Fermented milk drink reduces high blood pressure
A traditional Scandinavian beverage, fermented milk, can help reduce blood pressure in people with hypertension, a new study from Finland shows.
The drink has long been popular in Scandinavian countries, Dr. Riita Korpela of Valio Ltd. Research and Development in Helsinki, the study’s lead author, told Reuters Health in an E-mail interview. Valio makes a modern version, with juice added, and sells it in several European countries.
It is made by adding Lactobacillus to milk, which breaks down the milk protein casein into two types of protein fragments called tripeptides.
The tripeptides, isoleucine-proline-proline and valine-proline-proline, have been shown in animal studies to reduce blood pressure and also lower blood pressure in people with mild hypertension. According to Korpela and her colleagues, they work by blocking the blood-pressure-raising chemical angiotensin-converting enzyme (ACE), the same mechanism employed by ACE inhibitor drugs.

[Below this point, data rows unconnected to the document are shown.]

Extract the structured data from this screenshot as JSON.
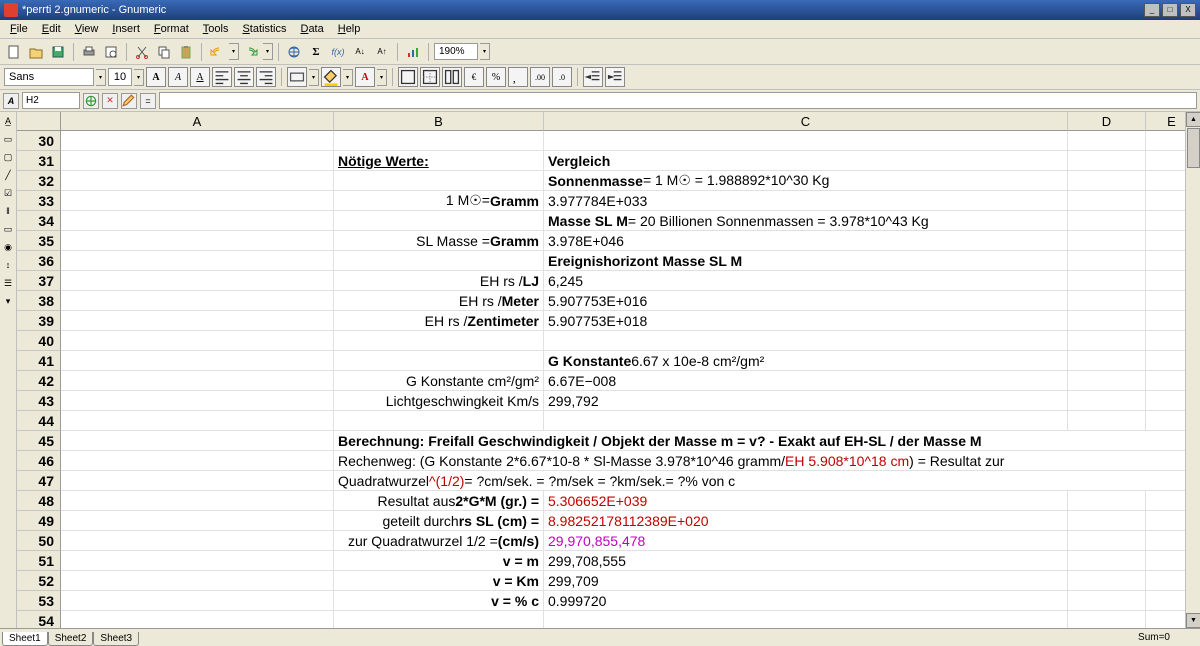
{
  "app": {
    "title": "*perrti 2.gnumeric - Gnumeric",
    "window_buttons": {
      "min": "_",
      "max": "□",
      "close": "X"
    }
  },
  "menus": [
    "File",
    "Edit",
    "View",
    "Insert",
    "Format",
    "Tools",
    "Statistics",
    "Data",
    "Help"
  ],
  "zoom": "190%",
  "font": {
    "name": "Sans",
    "size": "10"
  },
  "cellref": "H2",
  "columns": [
    "A",
    "B",
    "C",
    "D",
    "E"
  ],
  "rows_start": 30,
  "rows_count": 26,
  "cells": {
    "31": {
      "B": {
        "t": "Nötige Werte:",
        "cls": "bold uline"
      },
      "C": {
        "t": "Vergleich",
        "cls": "bold"
      }
    },
    "32": {
      "C": {
        "html": "<b>Sonnenmasse</b> = 1 M☉ = 1.988892*10^30 Kg"
      }
    },
    "33": {
      "B": {
        "html": "1 M☉= <b>Gramm</b>",
        "cls": "right"
      },
      "C": {
        "t": "3.977784E+033"
      }
    },
    "34": {
      "C": {
        "html": "<b>Masse SL M</b> = 20 Billionen Sonnenmassen = 3.978*10^43 Kg"
      }
    },
    "35": {
      "B": {
        "html": "SL Masse = <b>Gramm</b>",
        "cls": "right"
      },
      "C": {
        "t": "3.978E+046"
      }
    },
    "36": {
      "C": {
        "t": "Ereignishorizont Masse SL M",
        "cls": "bold"
      }
    },
    "37": {
      "B": {
        "html": "EH rs / <b>LJ</b>",
        "cls": "right"
      },
      "C": {
        "t": "6,245"
      }
    },
    "38": {
      "B": {
        "html": "EH rs / <b>Meter</b>",
        "cls": "right"
      },
      "C": {
        "t": "5.907753E+016"
      }
    },
    "39": {
      "B": {
        "html": "EH rs / <b>Zentimeter</b>",
        "cls": "right"
      },
      "C": {
        "t": "5.907753E+018"
      }
    },
    "41": {
      "C": {
        "html": "<b>G Konstante</b> 6.67 x 10e-8 cm²/gm²"
      }
    },
    "42": {
      "B": {
        "t": "G Konstante cm²/gm²",
        "cls": "right"
      },
      "C": {
        "t": "6.67E−008"
      }
    },
    "43": {
      "B": {
        "t": "Lichtgeschwingkeit Km/s",
        "cls": "right"
      },
      "C": {
        "t": "299,792"
      }
    },
    "45": {
      "B": {
        "t": "Berechnung: Freifall Geschwindigkeit / Objekt der Masse m = v? - Exakt auf  EH-SL / der Masse M",
        "cls": "bold",
        "span": true
      }
    },
    "46": {
      "B": {
        "html": "Rechenweg: (G Konstante 2*6.67*10-8 * Sl-Masse 3.978*10^46 gramm/<span class='red'>EH 5.908*10^18 cm</span> ) = Resultat zur",
        "span": true
      }
    },
    "47": {
      "B": {
        "html": "Quadratwurzel <span class='red'>^(1/2)</span> = ?cm/sek. = ?m/sek = ?km/sek.= ?% von c",
        "span": true
      }
    },
    "48": {
      "B": {
        "html": "Resultat aus <b>2*G*M (gr.) =</b>",
        "cls": "right"
      },
      "C": {
        "t": "5.306652E+039",
        "cls": "red"
      }
    },
    "49": {
      "B": {
        "html": "geteilt durch <b>rs SL (cm) =</b>",
        "cls": "right"
      },
      "C": {
        "t": "8.98252178112389E+020",
        "cls": "red"
      }
    },
    "50": {
      "B": {
        "html": "zur Quadratwurzel 1/2 = <b>(cm/s)</b>",
        "cls": "right"
      },
      "C": {
        "t": "29,970,855,478",
        "cls": "mag"
      }
    },
    "51": {
      "B": {
        "t": "v = m",
        "cls": "right bold"
      },
      "C": {
        "t": "299,708,555"
      }
    },
    "52": {
      "B": {
        "t": "v = Km",
        "cls": "right bold"
      },
      "C": {
        "t": "299,709"
      }
    },
    "53": {
      "B": {
        "t": "v = % c",
        "cls": "right bold"
      },
      "C": {
        "t": "0.999720"
      }
    }
  },
  "sheets": [
    "Sheet1",
    "Sheet2",
    "Sheet3"
  ],
  "status": {
    "sum": "Sum=0"
  }
}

In the current study, the researchers randomized 94 people with hypertension who were not taking any medications to 150 mL of the fermented milk or a control drink twice daily for 10 weeks. Study participants underwent 24-hour blood pressure monitoring at the beginning of the study and at the end.
After 10 weeks, average systolic blood pressures - the top number in a blood pressure reading - were about four points lower in the group consuming the fermented milk, while diastolic pressure (the bottom number) was nearly two points lower.
Past researchers have estimated that a three-point reduction in systolic blood pressure reduces the risk of stroke by 10 percent to 13 percent, and the likelihood of heart attack by 7 percent, Korpela told Reuters Health.
“It is also important to notice, that this is a very natural way of treating enhanced blood pressure, without any adverse side effects,” the researcher added.
SOURCE: American Journal of Hypertension, December 2005.
Revision date: June 20, 2011
Last revised: by Andrew G. Epstein, M.D.